- [Directions]:
Set down each record exactly as written.

════════════════

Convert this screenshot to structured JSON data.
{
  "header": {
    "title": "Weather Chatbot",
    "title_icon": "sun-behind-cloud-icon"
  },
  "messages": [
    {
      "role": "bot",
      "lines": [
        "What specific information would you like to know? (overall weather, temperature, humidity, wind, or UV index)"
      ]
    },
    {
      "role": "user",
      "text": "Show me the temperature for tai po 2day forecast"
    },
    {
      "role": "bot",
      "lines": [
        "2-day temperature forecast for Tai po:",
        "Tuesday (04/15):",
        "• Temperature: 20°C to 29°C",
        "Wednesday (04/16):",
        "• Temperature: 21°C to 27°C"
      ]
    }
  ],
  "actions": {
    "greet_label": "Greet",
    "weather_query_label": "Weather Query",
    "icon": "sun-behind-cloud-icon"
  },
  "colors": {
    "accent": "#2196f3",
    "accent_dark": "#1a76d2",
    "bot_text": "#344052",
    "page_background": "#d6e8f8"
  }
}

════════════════

- [Expected answer]:
Convert this screenshot to structured JSON data.
{
  "header": {
    "title": "Weather Chatbot",
    "title_icon": "sun-behind-cloud-icon"
  },
  "messages": [
    {
      "role": "bot",
      "lines": [
        "What specific information would you like to know? (overall weather, temperature, humidity, wind, or UV index)"
      ]
    },
    {
      "role": "user",
      "text": "Show me the temperature for tai po 2day forecast"
    },
    {
      "role": "bot",
      "lines": [
        "2-day temperature forecast for Tai po:",
        "Tuesday (04/15):",
        "• Temperature: 20°C to 29°C",
        "Wednesday (04/16):",
        "• Temperature: 21°C to 27°C"
      ]
    }
  ],
  "actions": {
    "greet_label": "Greet",
    "weather_query_label": "Weather Query",
    "icon": "sun-behind-cloud-icon"
  },
  "colors": {
    "accent": "#2196f3",
    "accent_dark": "#1a76d2",
    "bot_text": "#344052",
    "page_background": "#d6e8f8"
  }
}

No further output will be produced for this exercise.